What’s that? You say you take your decorations down right after Christmas? For shame, you Grinch. Haven’t you ever heard of Epiphany, or at least Twelfth Night? (That would be the event, not the Shakespearean comedy, by the way.) The Twelve Days of Christmas were the period between Christmas and Epiphany when the Elizabethans, among many others, celebrated the Whole Darn Thing, and they celebrated it well, although somewhat differently than we mostly do. Epiphany, traditionally recognized as the baptismal date of Christ in the Christian calendar, marked the end of those Christmas celebrations.
Okay, in any event, enough with the history lesson. All I’m saying is that if you’re one of those people who strike the holly a day or two after Christmas instead of striking the harp and joining the chorus, you’re flouting a long and grand tradition. (And if you start putting up Valentines’ Day stuff at that point, I’m sorry, but we can’t talk anymore.)

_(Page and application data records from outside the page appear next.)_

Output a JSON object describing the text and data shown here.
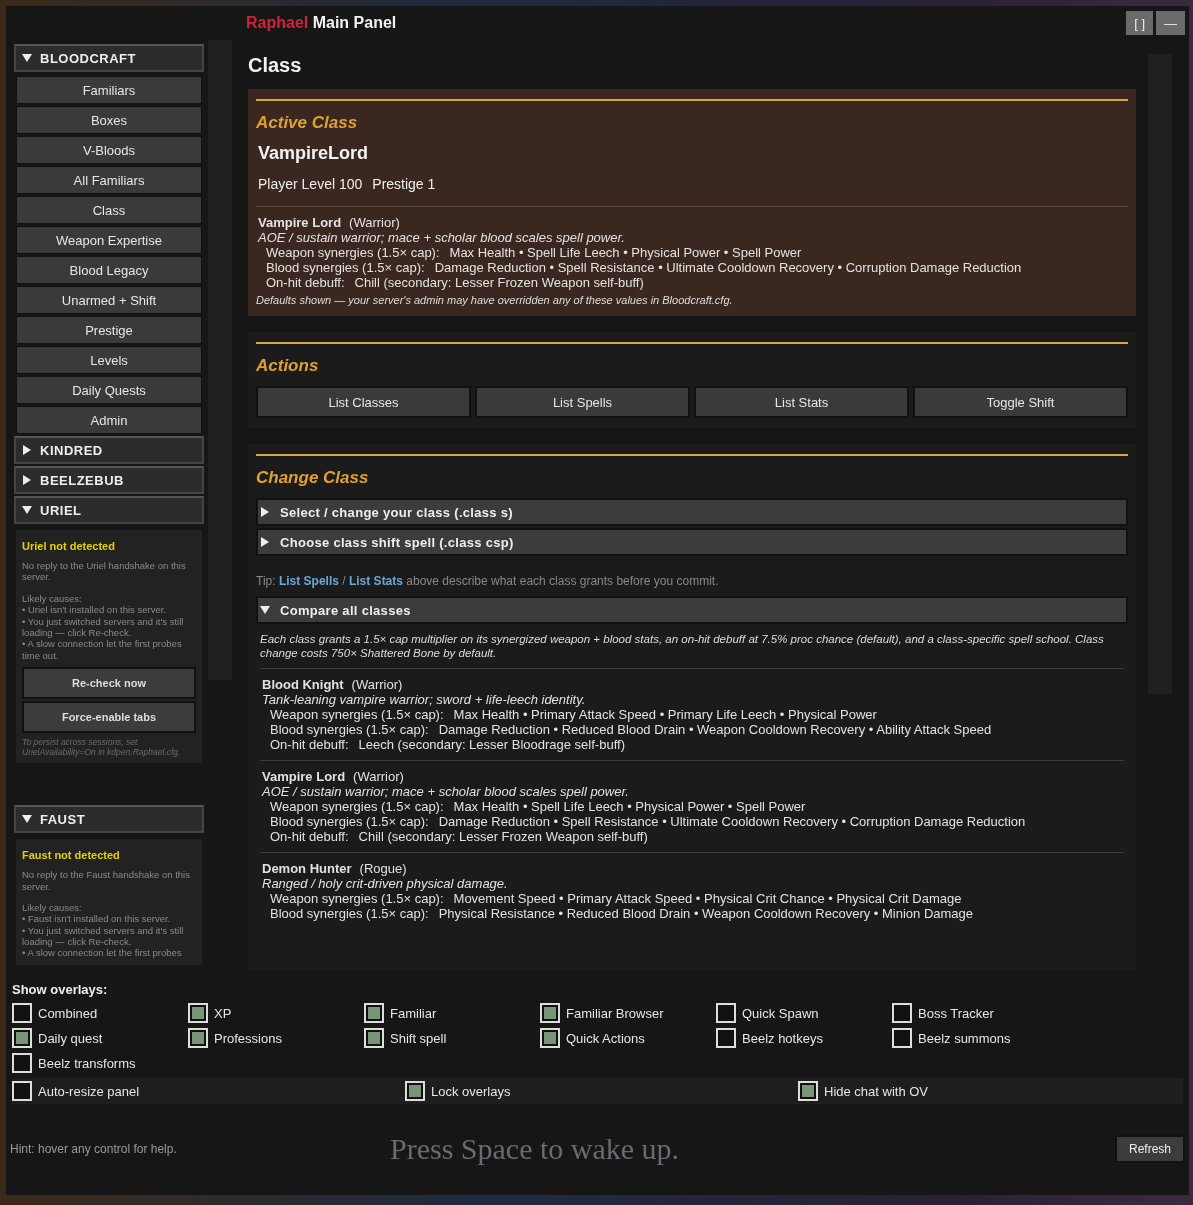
{
  "window": {
    "title_accent": "Raphael",
    "title": "Main Panel",
    "buttons": [
      {
        "label": "[ ]"
      },
      {
        "label": "—"
      }
    ]
  },
  "sidebar": [
    {
      "title": "BLOODCRAFT",
      "expanded": true,
      "items": [
        {
          "label": "Familiars"
        },
        {
          "label": "Boxes"
        },
        {
          "label": "V-Bloods"
        },
        {
          "label": "All Familiars"
        },
        {
          "label": "Class"
        },
        {
          "label": "Weapon Expertise"
        },
        {
          "label": "Blood Legacy"
        },
        {
          "label": "Unarmed + Shift"
        },
        {
          "label": "Prestige"
        },
        {
          "label": "Levels"
        },
        {
          "label": "Daily Quests"
        },
        {
          "label": "Admin"
        }
      ]
    },
    {
      "title": "KINDRED",
      "expanded": false
    },
    {
      "title": "BEELZEBUB",
      "expanded": false
    },
    {
      "title": "URIEL",
      "expanded": true,
      "notice": {
        "heading": "Uriel not detected",
        "body": "No reply to the Uriel handshake on this server.",
        "causes_title": "Likely causes:",
        "causes": [
          "• Uriel isn't installed on this server.",
          "• You just switched servers and it's still loading — click Re-check.",
          "• A slow connection let the first probes time out."
        ],
        "buttons": [
          "Re-check now",
          "Force-enable tabs"
        ],
        "footnote": "To persist across sessions, set UrielAvailability=On in kdpen.Raphael.cfg."
      }
    },
    {
      "title": "FAUST",
      "expanded": true,
      "notice": {
        "heading": "Faust not detected",
        "body": "No reply to the Faust handshake on this server.",
        "causes_title": "Likely causes:",
        "causes": [
          "• Faust isn't installed on this server.",
          "• You just switched servers and it's still loading — click Re-check.",
          "• A slow connection let the first probes"
        ]
      }
    }
  ],
  "page_title": "Class",
  "active_class": {
    "heading": "Active Class",
    "name": "VampireLord",
    "level": "Player Level 100",
    "prestige": "Prestige 1",
    "detail": {
      "name": "Vampire Lord",
      "role": "(Warrior)",
      "description": "AOE / sustain warrior; mace + scholar blood scales spell power.",
      "weapon_label": "Weapon synergies (1.5× cap):",
      "weapon": "Max Health  •  Spell Life Leech  •  Physical Power  •  Spell Power",
      "blood_label": "Blood synergies (1.5× cap):",
      "blood": "Damage Reduction  •  Spell Resistance  •  Ultimate Cooldown Recovery  •  Corruption Damage Reduction",
      "debuff_label": "On-hit debuff:",
      "debuff": "Chill  (secondary: Lesser Frozen Weapon self-buff)"
    },
    "note": "Defaults shown — your server's admin may have overridden any of these values in Bloodcraft.cfg."
  },
  "actions": {
    "heading": "Actions",
    "buttons": [
      "List Classes",
      "List Spells",
      "List Stats",
      "Toggle Shift"
    ]
  },
  "change_class": {
    "heading": "Change Class",
    "sections": [
      {
        "label": "Select / change your class (.class s)",
        "expanded": false
      },
      {
        "label": "Choose class shift spell (.class csp)",
        "expanded": false
      }
    ],
    "tip": "Tip: **List Spells** / **List Stats** above describe what each class grants before you commit.",
    "compare": {
      "label": "Compare all classes",
      "expanded": true,
      "intro": "Each class grants a 1.5× cap multiplier on its synergized weapon + blood stats, an on-hit debuff at 7.5% proc chance (default), and a class-specific spell school. Class change costs 750× Shattered Bone by default.",
      "classes": [
        {
          "name": "Blood Knight",
          "role": "(Warrior)",
          "description": "Tank-leaning vampire warrior; sword + life-leech identity.",
          "weapon_label": "Weapon synergies (1.5× cap):",
          "weapon": "Max Health  •  Primary Attack Speed  •  Primary Life Leech  •  Physical Power",
          "blood_label": "Blood synergies (1.5× cap):",
          "blood": "Damage Reduction  •  Reduced Blood Drain  •  Weapon Cooldown Recovery  •  Ability Attack Speed",
          "debuff_label": "On-hit debuff:",
          "debuff": "Leech  (secondary: Lesser Bloodrage self-buff)"
        },
        {
          "name": "Vampire Lord",
          "role": "(Warrior)",
          "description": "AOE / sustain warrior; mace + scholar blood scales spell power.",
          "weapon_label": "Weapon synergies (1.5× cap):",
          "weapon": "Max Health  •  Spell Life Leech  •  Physical Power  •  Spell Power",
          "blood_label": "Blood synergies (1.5× cap):",
          "blood": "Damage Reduction  •  Spell Resistance  •  Ultimate Cooldown Recovery  •  Corruption Damage Reduction",
          "debuff_label": "On-hit debuff:",
          "debuff": "Chill  (secondary: Lesser Frozen Weapon self-buff)"
        },
        {
          "name": "Demon Hunter",
          "role": "(Rogue)",
          "description": "Ranged / holy crit-driven physical damage.",
          "weapon_label": "Weapon synergies (1.5× cap):",
          "weapon": "Movement Speed  •  Primary Attack Speed  •  Physical Crit Chance  •  Physical Crit Damage",
          "blood_label": "Blood synergies (1.5× cap):",
          "blood": "Physical Resistance  •  Reduced Blood Drain  •  Weapon Cooldown Recovery  •  Minion Damage"
        }
      ]
    }
  },
  "overlays": {
    "title": "Show overlays:",
    "options": [
      {
        "label": "Combined",
        "checked": false
      },
      {
        "label": "XP",
        "checked": true
      },
      {
        "label": "Familiar",
        "checked": true
      },
      {
        "label": "Familiar Browser",
        "checked": true
      },
      {
        "label": "Quick Spawn",
        "checked": false
      },
      {
        "label": "Boss Tracker",
        "checked": false
      },
      {
        "label": "Daily quest",
        "checked": true
      },
      {
        "label": "Professions",
        "checked": true
      },
      {
        "label": "Shift spell",
        "checked": true
      },
      {
        "label": "Quick Actions",
        "checked": true
      },
      {
        "label": "Beelz hotkeys",
        "checked": false
      },
      {
        "label": "Beelz summons",
        "checked": false
      },
      {
        "label": "Beelz transforms",
        "checked": false
      }
    ],
    "settings": [
      {
        "label": "Auto-resize panel",
        "checked": false
      },
      {
        "label": "Lock overlays",
        "checked": true
      },
      {
        "label": "Hide chat with OV",
        "checked": true
      }
    ]
  },
  "status_bar": {
    "hint": "Hint: hover any control for help.",
    "backdrop_text": "Press Space to wake up.",
    "refresh": "Refresh"
  }
}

Uh huh. So why is Christmas takedown a “melancholy” occurrence? you ask patiently, suspecting (correctly) that this is the real point. Well, for starters, it seems to mark the ending of a bright spot in winter’s otherwise bleak nature, and we’re back to the cold and dark of January... which, actually, seems like a good enough reason all by itself. (Pop quiz! Q: What’s the purpose of January? A: It makes February seem better.) But this year, it was rather especially poignant for me: those of you who read this journal of my thoughts regularly know I lost my father last autumn. He was 96, and so yes, he’d had a good and long run, but please don’t say that to people who have lost an elderly parent or relative as if it’s supposed to somehow mitigate their grief. Loss is still loss. I agree it’s sharper when the person passing is very young and hasn’t had that opportunity at a “good and long run,” and we all know intellectually that every last one of us, even those elderly parents who seem indestructible and just keep chugging along like the Energizer bunny, are going to leave us some day. But we’re never really prepared when it happens, regardless of whether the passing is shockingly swift or agonizingly slow. And both those endings present their own uniquely specific set of difficulties to those left behind.
Beginning the process of going through Dad’s things, I came across some of the family Christmas decorations, practically all of which I remembered, fondly and vividly, all the way back to early childhood. My sister and I divided them up, and then I brought my “new” old decorations home, determined they would once again grace the boughs of a Christmas tree. Dad couldn’t be bothered putting up a tree for the last few years of his life, so it had probably been quite some time since those decorations had seen the light of day. (He did have a miniature wall-mounted artificial tree, with pre-applied lights and decorations, that could simply be taken out of the Christmas trunk in the basement storage room and put on the kitchen wall, and I rescued that too, to put up in my study, where it twinkled back at me.)
So this Christmas, there those decorations were again, on our tree, representing a part of the Spirit of Christmas Past.
It wasn’t until this last weekend, as I was taking down those decorations --- and the ones my wife and I have accumulated (well, okay, mostly I’ve accumulated) --- that I got particularly reflective about mortality and such (oh my gosh, you’re thinking, he’s got to be a writer with that kind of melodramatic outlook). We’ve got quite a few ornaments and things, and truth to tell, it’s mostly me who has accumulated them. In fact (he admitted sheepishly), we have three Christmas trees at our house: the “main” one... and two smaller ones that house the overflow of all the ornaments I’ve collected over the years. My kids refer to them as “dad’s Star Trek trees.” Yeah, that’s my nerd confession of the day. (My wife just mostly rolls her eyes and says nothing. Most of the time, she’s remarkably tolerant of my... endearingly quirky nature, let’s call it.) And I got to thinking... one day, those ornaments of mine, the ones I have lovingly collected, will have to find a new home, hopefully, with one or more of our kids, just like Dad’s had with me...
Now, look, let’s be very clear: I’m not always this morbid. Honest. But a writer of any kind must needs be a specialist of sorts at examining speculative scenarios... it rather goes with the territory, I think. Besides, my melancholia only lasted for a short while, because I soon realized, like the Grinch, that “perhaps” the Affair of the Christmas Ornaments “means a little bit more” than I at first thought. It’s nothing very complicated, but it did bring me some comfort. It’s this:
There aren’t any endings, not really, not in the most profound sense of the word. The Grand Tale goes on as it always has and as it always will in some form or another that’s likely far beyond our limited understanding. The cast of characters changes constantly --- as Will said, we are all actors who have our entrances and our exits --- but the story continues. And until it’s time for you to make your exit... well, as C.S. Lewis says, you are never too old to set another goal or dream a new dream.